If you ask me, I'd say the confrontation with Manchester United will fill Anfield with even more trepidation; another major obstacle to any hope of an immediate recovery. It would be a major shock now if Liverpool beat the league leaders. Possible, of course, as you can never write-off Liverpool, particularly when their backs are against the wall. But not with confidence so low at Anfield, and without two match winners in Fernando Torres and Steven Gerrard.
Benitez desperately needs Torres back to lead the attack, but my guess is that Gerrard is going to need a rest cure for that troublesome groin before he ends up needing surgery.

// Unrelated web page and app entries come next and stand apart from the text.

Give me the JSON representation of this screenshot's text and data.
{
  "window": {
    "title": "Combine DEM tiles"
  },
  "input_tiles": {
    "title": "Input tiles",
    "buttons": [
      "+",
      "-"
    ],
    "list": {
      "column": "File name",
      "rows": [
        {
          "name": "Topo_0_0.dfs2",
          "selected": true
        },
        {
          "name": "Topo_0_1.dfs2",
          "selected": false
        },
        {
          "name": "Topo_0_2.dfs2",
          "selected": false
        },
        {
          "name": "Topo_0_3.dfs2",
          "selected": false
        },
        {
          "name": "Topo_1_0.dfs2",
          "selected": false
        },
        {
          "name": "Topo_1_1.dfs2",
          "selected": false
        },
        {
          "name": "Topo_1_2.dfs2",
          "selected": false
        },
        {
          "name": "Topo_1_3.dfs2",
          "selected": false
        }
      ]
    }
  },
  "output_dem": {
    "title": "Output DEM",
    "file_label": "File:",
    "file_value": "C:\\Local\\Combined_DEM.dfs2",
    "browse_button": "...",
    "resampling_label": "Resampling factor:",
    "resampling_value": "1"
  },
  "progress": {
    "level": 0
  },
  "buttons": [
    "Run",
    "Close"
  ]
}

A smattering of boos greeted the final whistle after a defeat that puts Liverpool's chances of qualification to the knock-out stages in peril, and yet Liverpool's are the most supportive of supporters. But their patience cannot be limitless and it must now be growing thin. Benitez shook his head in disbelief on the touchline. There doesn't seem to be an immediate answer and that is most worrying.
It just gets worse and worse. Stevie G lasted just 25 minutes before trooping off with a renewed groin complaint. The initial 'word' is that the injury is just a precaution but I doubt it. It is clearly far more worrying than anyone is letting on. Clearly, Gerrard felt a problem with his groin and he knew he couldn't continue. It was a risk to put him out there, and emphasised the urgency of Liverpool's position, already without Torres.
While the 'word' again suggested Gerrard will be ready for Sunday's clash with United, again I doubt whether the club can take another big risk with such a vital player.
I am sure Fabio Capello will be just as worried. We all should be. Gerrard is so important to England's World Cup cause, and there could be some lasting damage if he is continually risked in this way.
Even a rare positive to be taken the game - the impressive full debut of local boy Martin Kelly - was tarnished as the Under-20 international was removed after suffering an injury during the pin-ball equaliser.
As for this Champions League tie, there was always a nagging feeling that Lyon would win at Anfield. You could sense the nervousness, the edginess, the lack of confidence as Liverpool started so tentatively.
When Benayoun scored just before half-time it was a huge relief, but it also lifted everyone - the crowd and the entire team, and there was a feeling that the team had to be united with Gerrard going off. But whatever Benitez said to his players at half-time, they came out like the away side, while Lyon went out believing they could win it, and they did.
An equaliser came from emergency centre-half Maxime Gonalons and the winner from substitute César Delgado, one of the few players Diego Maradona hasn't picked for Argentina, although he has won his fair share of caps and is still a classy performer.
Lyon's first win over English opposition in the Champions League has left Liverpool in dire straights in the group, with a real chance of failing to qualify.
And as I had been pointing out before the game, those who know the club's financial frailties are fully aware that without the £30 million Champions League cash next season there are huge concerns about the interest repayments to the banks.
On all levels the crisis engulfing Anfield couldn't possibly be much worse. Or could it? We shall find out on Sunday in what must now rank as one of the most important games between Liverpool and Manchester United in modern times.